In shock, the students listened. Friedman told them that there wasn’t another program that clearly transferred income from the poor to the rich as did government subsidized higher education. Tuition reimbursement had “The people of Watts paying for the college expenses of the people from Beverly Hills,” he argued.

Friedman understood both viewpoints clearly. This helped him construct a convincing argument for raising the tuition. He knew that no student wanted to pay more money for tuition without a good reason.

Friedman also knew that the tuition needed to be increased to be fair to all students, rich and poor. Once the students saw the unfairness of their lower tuitions they voted by a large margin to raise tuition rates.2

“There’s no such thing as a free lunch.”
–Milton Friedman

Opening up to see multiple sides of an issue is a powerful skill. It doesn’t mean you have to agree with the opinion of someone else. However, there are frequently two or more views to an issue that are worth considering.

There are significant benefits to looking at multiple view points. You are able to find the best solution to a problem. And, you add to your personal database of alternative solutions and experiences for future problems.

Can Critical Thinking Skills be improved?

The simple answer is yes. We are all different in many ways. Age, gender, IQ, genes, culture, beliefs, life experiences and education are just a few of the factors that make each of us unique.

One of our significant differences is that we all learn at different rates and in different ways. In other words developing critical thinking skills takes more time for some than others.

This isn't important. What is important is the desire and willingness to learn and stretch past your comfort zone.

It can be scary to climb out of one’s box “comfort zone” and view the world with new eyes and ears. However, it can sure be exciting!

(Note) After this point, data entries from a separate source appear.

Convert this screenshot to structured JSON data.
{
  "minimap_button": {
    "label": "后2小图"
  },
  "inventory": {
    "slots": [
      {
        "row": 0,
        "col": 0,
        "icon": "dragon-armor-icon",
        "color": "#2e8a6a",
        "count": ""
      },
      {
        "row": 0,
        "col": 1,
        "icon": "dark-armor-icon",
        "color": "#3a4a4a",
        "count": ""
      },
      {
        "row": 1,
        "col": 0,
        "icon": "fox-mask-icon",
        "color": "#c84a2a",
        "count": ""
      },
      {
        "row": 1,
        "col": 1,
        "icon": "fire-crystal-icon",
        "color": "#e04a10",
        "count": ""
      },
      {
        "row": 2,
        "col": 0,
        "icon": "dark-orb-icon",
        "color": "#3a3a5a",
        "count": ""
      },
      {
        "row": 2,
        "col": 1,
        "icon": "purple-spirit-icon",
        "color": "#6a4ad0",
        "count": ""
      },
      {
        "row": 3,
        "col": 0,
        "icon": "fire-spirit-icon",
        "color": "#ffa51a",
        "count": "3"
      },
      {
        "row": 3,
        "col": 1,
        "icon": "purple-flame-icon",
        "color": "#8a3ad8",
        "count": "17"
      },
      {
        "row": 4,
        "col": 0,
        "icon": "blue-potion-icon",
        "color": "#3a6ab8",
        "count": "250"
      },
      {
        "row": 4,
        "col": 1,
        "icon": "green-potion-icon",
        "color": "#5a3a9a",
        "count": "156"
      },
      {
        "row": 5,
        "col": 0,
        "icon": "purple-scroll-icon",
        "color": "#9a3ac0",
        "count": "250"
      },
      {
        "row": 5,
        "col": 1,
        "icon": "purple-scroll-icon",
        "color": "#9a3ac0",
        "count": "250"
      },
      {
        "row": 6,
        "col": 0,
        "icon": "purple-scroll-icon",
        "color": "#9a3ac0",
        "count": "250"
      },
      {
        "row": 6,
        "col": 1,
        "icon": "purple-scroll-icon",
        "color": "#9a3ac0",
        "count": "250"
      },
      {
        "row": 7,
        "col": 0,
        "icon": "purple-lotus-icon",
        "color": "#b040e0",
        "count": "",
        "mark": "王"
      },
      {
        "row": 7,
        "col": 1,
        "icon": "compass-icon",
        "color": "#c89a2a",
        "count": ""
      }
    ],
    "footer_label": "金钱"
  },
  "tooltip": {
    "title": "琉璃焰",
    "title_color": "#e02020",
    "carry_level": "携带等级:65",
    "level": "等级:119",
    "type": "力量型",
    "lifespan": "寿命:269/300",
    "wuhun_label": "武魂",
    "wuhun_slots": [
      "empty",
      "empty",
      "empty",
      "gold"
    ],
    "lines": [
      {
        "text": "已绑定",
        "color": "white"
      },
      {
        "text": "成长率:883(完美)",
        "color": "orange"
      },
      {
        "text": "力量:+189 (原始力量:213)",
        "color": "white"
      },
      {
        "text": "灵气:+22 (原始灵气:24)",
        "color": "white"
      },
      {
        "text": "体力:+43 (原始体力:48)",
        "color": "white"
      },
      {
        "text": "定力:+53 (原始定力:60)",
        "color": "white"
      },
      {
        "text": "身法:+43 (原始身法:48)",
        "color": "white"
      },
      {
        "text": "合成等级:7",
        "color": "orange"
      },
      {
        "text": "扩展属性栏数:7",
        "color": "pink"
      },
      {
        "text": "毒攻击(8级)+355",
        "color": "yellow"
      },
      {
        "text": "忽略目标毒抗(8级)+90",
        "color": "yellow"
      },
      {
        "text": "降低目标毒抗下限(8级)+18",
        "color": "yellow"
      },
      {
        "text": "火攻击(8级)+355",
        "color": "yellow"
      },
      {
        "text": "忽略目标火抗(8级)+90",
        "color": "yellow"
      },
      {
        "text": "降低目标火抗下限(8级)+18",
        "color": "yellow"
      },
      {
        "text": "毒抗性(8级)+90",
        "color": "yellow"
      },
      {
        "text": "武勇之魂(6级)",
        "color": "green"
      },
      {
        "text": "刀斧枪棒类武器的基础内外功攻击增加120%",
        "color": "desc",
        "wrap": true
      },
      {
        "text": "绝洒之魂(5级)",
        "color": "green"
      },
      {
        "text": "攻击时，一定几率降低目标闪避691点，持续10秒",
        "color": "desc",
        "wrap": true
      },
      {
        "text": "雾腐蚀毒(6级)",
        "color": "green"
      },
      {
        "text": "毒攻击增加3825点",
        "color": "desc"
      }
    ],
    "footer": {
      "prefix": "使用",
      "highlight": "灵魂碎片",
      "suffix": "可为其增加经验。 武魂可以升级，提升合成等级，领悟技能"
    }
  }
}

This stretching will expand your knowledge base and help you with developing critical thinking skills.

The story about the tortoise and the hare is a true to life analogy for developing critical thinking skills.

In the long run, persistence and determination will usually win out over raw intelligence that is without direction or desire.


To help with developing critical thinking skills see:


1. Nancy Gondo, “One Man’s Ascent to Greatness—Focus helped Sir Edmund Hillary climb to the top of the world” Investors Business Daily, June 12, 2003, p.A4.

2. Christopher L. Tyner, “Milton Friedman’s Free Mind Favors Free Markets” Investors Business Daily, March 2, 2006.

Return from Developing Critical Thinking Skills to Problem Solving Techniques